The collection in ELAR draws on various project sources. From 2010-2011 Ellis and Kral began documentation under a Language Recording and Archiving Project for Ngaanyatjarra Media (Aboriginal Corporation) Maintenance of Indigenous Languages and Recordings (MILR) Program Grant (Commonwealth Government). The next phase of research (2012-2013) was supported by ELDP (Endangered Languages Documentation Programme) Small Grant SG0187. Jennifer Green was supported by an ARC (Australian Research Council) Fellowship (DP110102767) and Inge Kral by an ARC DECRA Award (DE120100720).
Further research was undertaken by Ellis, Green and Kral under an Australian Research Council (ARC) – Discovery Indigenous Award (IN150100018 ‘Western Desert speech styles and verbal arts’) granted to Elizabeth Marrkilyi Ellis (2015-2019). This collection (including narratives, songs and games, and sign language, but excluding additional yirrkapiri wangka files) has been archived with the Pacific and Regional Archive for Digital Sources in Endangered Cultures (PARADISEC) as the Western Desert Verbal Arts Project Collection, WDVA1: http://catalog.paradisec.org.au/collections/WDVA1 Open Access DOI: 10.26278/5b589e9084c3b. Plans are underway to archive the full collection at AIATSIS (the Australian Institute for Aboriginal and Torres Strait Islander Studies) in Canberra, Australia.
Different aspects of the deposited material have been promoted in publications including:
Ellis, E.M., J. Green & I. Kral (eds.) (2020) i-Tjuma i-Stories: Ngaanyatjarra ‘iPad’ stories from the Western Desert of Central Australia, Perth: UWA Publishers.

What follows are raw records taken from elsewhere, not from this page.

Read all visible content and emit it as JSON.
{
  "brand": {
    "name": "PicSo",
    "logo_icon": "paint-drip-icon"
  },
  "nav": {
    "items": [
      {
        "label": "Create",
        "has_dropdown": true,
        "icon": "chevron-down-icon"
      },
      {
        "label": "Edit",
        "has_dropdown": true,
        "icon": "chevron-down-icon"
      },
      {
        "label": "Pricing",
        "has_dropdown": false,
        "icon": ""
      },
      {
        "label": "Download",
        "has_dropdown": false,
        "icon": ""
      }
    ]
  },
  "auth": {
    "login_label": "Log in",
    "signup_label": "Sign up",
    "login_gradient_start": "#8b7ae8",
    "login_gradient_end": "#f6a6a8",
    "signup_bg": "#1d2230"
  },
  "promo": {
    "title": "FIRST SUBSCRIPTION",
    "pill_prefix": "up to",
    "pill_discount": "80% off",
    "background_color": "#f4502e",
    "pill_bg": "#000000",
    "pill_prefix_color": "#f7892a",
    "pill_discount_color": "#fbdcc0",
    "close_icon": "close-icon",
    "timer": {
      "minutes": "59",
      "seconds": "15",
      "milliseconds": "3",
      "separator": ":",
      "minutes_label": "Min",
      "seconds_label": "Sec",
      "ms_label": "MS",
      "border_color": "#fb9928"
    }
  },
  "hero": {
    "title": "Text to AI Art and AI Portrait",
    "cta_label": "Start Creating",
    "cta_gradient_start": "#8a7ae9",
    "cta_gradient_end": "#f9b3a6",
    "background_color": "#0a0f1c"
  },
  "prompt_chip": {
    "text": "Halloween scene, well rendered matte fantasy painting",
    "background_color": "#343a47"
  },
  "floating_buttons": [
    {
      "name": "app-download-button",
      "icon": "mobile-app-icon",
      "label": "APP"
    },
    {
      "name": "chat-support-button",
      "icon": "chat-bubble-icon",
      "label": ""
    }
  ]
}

Ellis, E.M., J. Green & I. Kral (2019) ‘i-Tjuma: The journey of a collection – from documentation to delivery’. In L. Barwick, J. Green, & P. Vaarzon-Morel (Eds) Archival returns: Central Australia and beyond. LD&C Special Publication 18. University of Hawai’i Press & Sydney University Press, Honolulu & Sydney, pp. 303 – 323.
Ellis, E.M., J. Green & I. Kral (2017) ‘Family in mind: Socio-spatial knowledge in a Ngaatjatjarra/Ngaanyatjarra children’s game’. Research on Children and Social Interaction, Vol. 1, No. 2, pp. 164 – 198. https://doi.org/10.1558/rcsi.28442.
Ellis, E.M., J. Green, I. Kral & L. Reed (2019) ‘Mara yurriku: Western Desert sign languages’. Australian Aboriginal Studies. Journal of the Australian Institute of Aboriginal and Torres Strait Islander Studies, Vol. 2, pp. 89-111.
Kral, I. & E.M. Ellis (2020) In the Time of Their Lives. Wangka kutjupa-kutjuparringu: How talk has changed in the Western Desert. Perth, Western Australia: UWA Publishers.
Kral, I., J. Green & E.M. Ellis (2019) ‘Wangkarra: Communication and the verbal arts of Australia’s Western Desert’. International Journal of Intangible Heritage, Vol. 14, pp. 5-17.
Acknowledgement and citation
We wish to thank the Ngaanyatjarra community for supporting and participating in this research.
To refer to any data from the collection, please cite as follows:
Ellis, E.M., Jenny Green & Inge Kral. 2014. Documentation of the verbal arts of the Western Desert people of Australia, 2010 – 2013. Endangered Languages Archive. Handle: http://hdl.handle.net/2196/00-0000-0000-000A-0C05-A. Accessed on [insert date here].
All information on individual participants is available in the metadata and should be acknowledged in any citation.